__What you need to do__:
The records below are to be copied word for word, with every picture left out.

__Provided material__:
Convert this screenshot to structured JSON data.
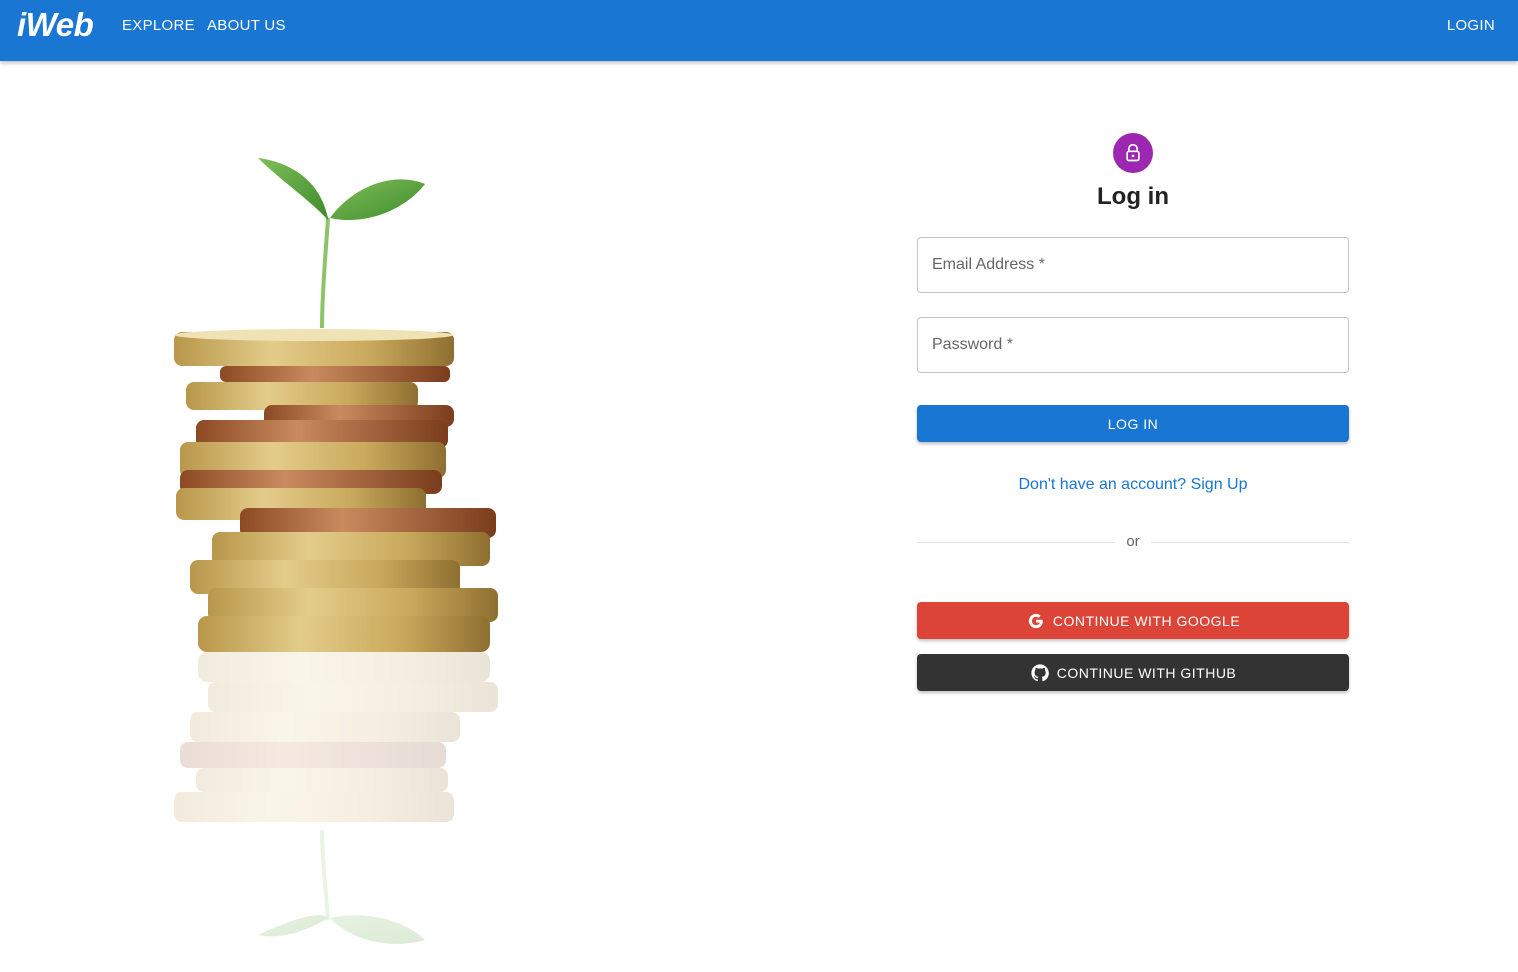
{
  "appbar": {
    "brand": "iWeb",
    "nav": {
      "explore": "EXPLORE",
      "about": "ABOUT US",
      "login": "LOGIN"
    },
    "color": "#1976d2"
  },
  "hero": {
    "icon": "coin-stack-sprout-illustration"
  },
  "login": {
    "avatar_icon": "lock-icon",
    "avatar_color": "#9c27b0",
    "title": "Log in",
    "email": {
      "placeholder": "Email Address *",
      "value": ""
    },
    "password": {
      "placeholder": "Password *",
      "value": ""
    },
    "submit_label": "LOG IN",
    "signup_link": "Don't have an account? Sign Up",
    "divider_text": "or",
    "google_label": "CONTINUE WITH GOOGLE",
    "google_icon": "google-icon",
    "google_color": "#db4437",
    "github_label": "CONTINUE WITH GITHUB",
    "github_icon": "github-icon",
    "github_color": "#333333"
  }
}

__Answer for this exercise__:
Convert this screenshot to structured JSON data.
{
  "appbar": {
    "brand": "iWeb",
    "nav": {
      "explore": "EXPLORE",
      "about": "ABOUT US",
      "login": "LOGIN"
    },
    "color": "#1976d2"
  },
  "hero": {
    "icon": "coin-stack-sprout-illustration"
  },
  "login": {
    "avatar_icon": "lock-icon",
    "avatar_color": "#9c27b0",
    "title": "Log in",
    "email": {
      "placeholder": "Email Address *",
      "value": ""
    },
    "password": {
      "placeholder": "Password *",
      "value": ""
    },
    "submit_label": "LOG IN",
    "signup_link": "Don't have an account? Sign Up",
    "divider_text": "or",
    "google_label": "CONTINUE WITH GOOGLE",
    "google_icon": "google-icon",
    "google_color": "#db4437",
    "github_label": "CONTINUE WITH GITHUB",
    "github_icon": "github-icon",
    "github_color": "#333333"
  }
}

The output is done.